> _What you will do_
Filter the records below and copy every line containing the word "price".

> _Recorded data_
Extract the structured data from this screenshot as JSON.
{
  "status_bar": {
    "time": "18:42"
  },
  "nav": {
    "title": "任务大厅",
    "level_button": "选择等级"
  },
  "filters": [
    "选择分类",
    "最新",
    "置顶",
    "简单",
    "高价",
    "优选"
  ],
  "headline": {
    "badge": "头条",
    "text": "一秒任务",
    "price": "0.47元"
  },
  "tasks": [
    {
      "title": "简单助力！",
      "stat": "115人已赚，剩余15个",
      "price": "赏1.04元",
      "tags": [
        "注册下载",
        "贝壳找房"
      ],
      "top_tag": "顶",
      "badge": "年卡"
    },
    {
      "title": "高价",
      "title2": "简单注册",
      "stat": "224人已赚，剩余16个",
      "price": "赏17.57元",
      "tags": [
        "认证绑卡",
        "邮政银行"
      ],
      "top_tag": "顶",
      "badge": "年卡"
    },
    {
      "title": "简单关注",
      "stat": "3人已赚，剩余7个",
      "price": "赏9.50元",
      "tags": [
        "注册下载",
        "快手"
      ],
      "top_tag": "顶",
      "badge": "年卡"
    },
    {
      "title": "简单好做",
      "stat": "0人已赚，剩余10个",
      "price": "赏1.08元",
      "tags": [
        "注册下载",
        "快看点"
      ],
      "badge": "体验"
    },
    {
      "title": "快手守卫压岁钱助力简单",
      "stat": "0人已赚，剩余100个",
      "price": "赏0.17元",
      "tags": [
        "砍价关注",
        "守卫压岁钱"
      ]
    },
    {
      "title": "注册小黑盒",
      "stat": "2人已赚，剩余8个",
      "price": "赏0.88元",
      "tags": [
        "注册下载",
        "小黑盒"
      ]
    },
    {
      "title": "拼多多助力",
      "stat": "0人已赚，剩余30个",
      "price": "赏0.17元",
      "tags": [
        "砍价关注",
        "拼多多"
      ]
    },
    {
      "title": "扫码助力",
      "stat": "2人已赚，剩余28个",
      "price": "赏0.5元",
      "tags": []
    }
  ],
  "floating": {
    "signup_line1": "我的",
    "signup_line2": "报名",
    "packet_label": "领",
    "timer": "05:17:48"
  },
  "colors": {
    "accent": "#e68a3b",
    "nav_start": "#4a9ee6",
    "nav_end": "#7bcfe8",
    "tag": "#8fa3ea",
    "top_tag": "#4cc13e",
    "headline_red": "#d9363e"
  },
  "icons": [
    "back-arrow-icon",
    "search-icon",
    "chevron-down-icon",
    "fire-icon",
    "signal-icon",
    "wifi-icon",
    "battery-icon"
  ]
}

> _Result for this exercise_
    "price": "0.47元"
      "price": "赏1.04元",
      "price": "赏17.57元",
      "price": "赏9.50元",
      "price": "赏1.08元",
      "price": "赏0.17元",
      "price": "赏0.88元",
      "price": "赏0.17元",
      "price": "赏0.5元",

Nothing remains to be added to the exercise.